Long story short: since you are probably paying quite a lot for the software licenses, and earn money with this PC, I see only two realistic options:
1) The price-sensitive choice: AMD Epyc 7443p (list price 1337$) . 24 cores of the latest generation with decent enough clock speeds, 8 memory channels. There is a 16-core variant of this CPU. But once you factor in the cost for all the other components, the difference in CPUs is a small price to pay for the ability to still use your workstation for lighter tasks while it is solving on 16 cores.
2) The all-in option: Epyc 74F3 (list price 2900$). Same as option 1, but with higher clock speeds and twice the L3 cache. Due to some weirdness in AMDs pricing, the 16-core version of this CPU actually costs more. So not worth it. Similar to option 1, once you tally up all the other components for a whole workstation, The price difference between the slower 7443p and this CPU isn't that high for the performance bump.

There are some interesting alternatives on the horizon. AMD might soon release Threadripper Pro CPUs based on their current Zen3 architecture. You might be one of the few people where this CPU actually is the best choice. But it hasn't been officially announced yet, and the performance increase compared to Epyc 74F3 will probably be pretty slim. And you might be waiting months for actual availability.
Thanks Alex - awesome and quick feedback.

I think I understand everything you've brought up and filled the gaps in my knowledge which were leading to erroneous beliefs!

I'll digest further and revert with any further questions.

Thanks again.
Jimbo is offline   Reply With Quote

Reply

Thread Tools Search this Thread
Search this Thread:

Advanced Search
Display Modes

Posting Rules
You may not post new threads
You may not post replies
You may not post attachments
You may not edit your posts

BB code is On
Smilies are On
[IMG] code is On
HTML code is Off
Trackbacks are Off
Pingbacks are On
Refbacks are On


Similar Threads
Thread Thread Starter Forum Replies Last Post
Easy way of finding setup differences between simulations?
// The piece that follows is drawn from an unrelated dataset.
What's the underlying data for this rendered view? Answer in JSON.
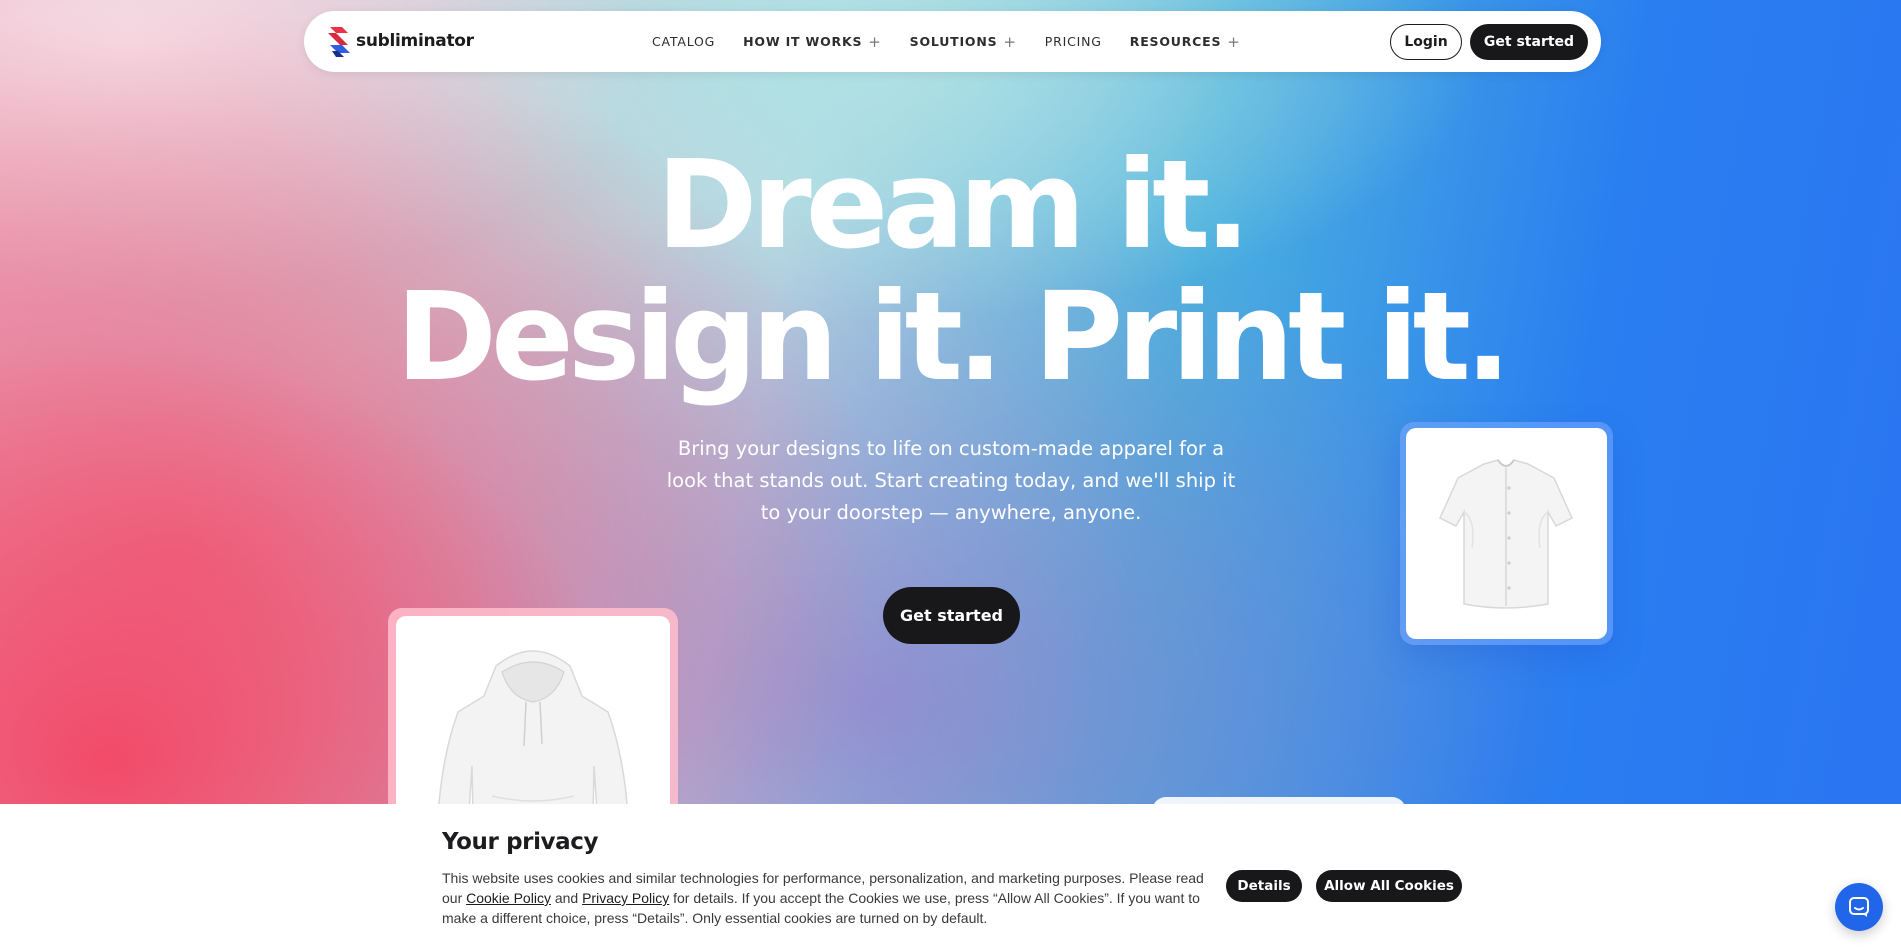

XML-extraction possible? hxax STAR-CCM+ 2 May 2, 2019 07:43
Hardware check: 32 core setup for CFD SLC Hardware 9 December 6, 2017 18:05
SU2 windows setup options esco_rep SU2 Installation 3 August 20, 2015 20:56
[ICEM] Hexa mesh, curve mesh setup, bunching law Anorky ANSYS Meshing & Geometry 4 November 12, 2014 01:27
Slow calculations with Solidworks Flow Simulations 2012 64bit dott.ing FloEFD, FloWorks & FloTHERM 6 May 4, 2012 17:52


All times are GMT -4. The time now is 15:38.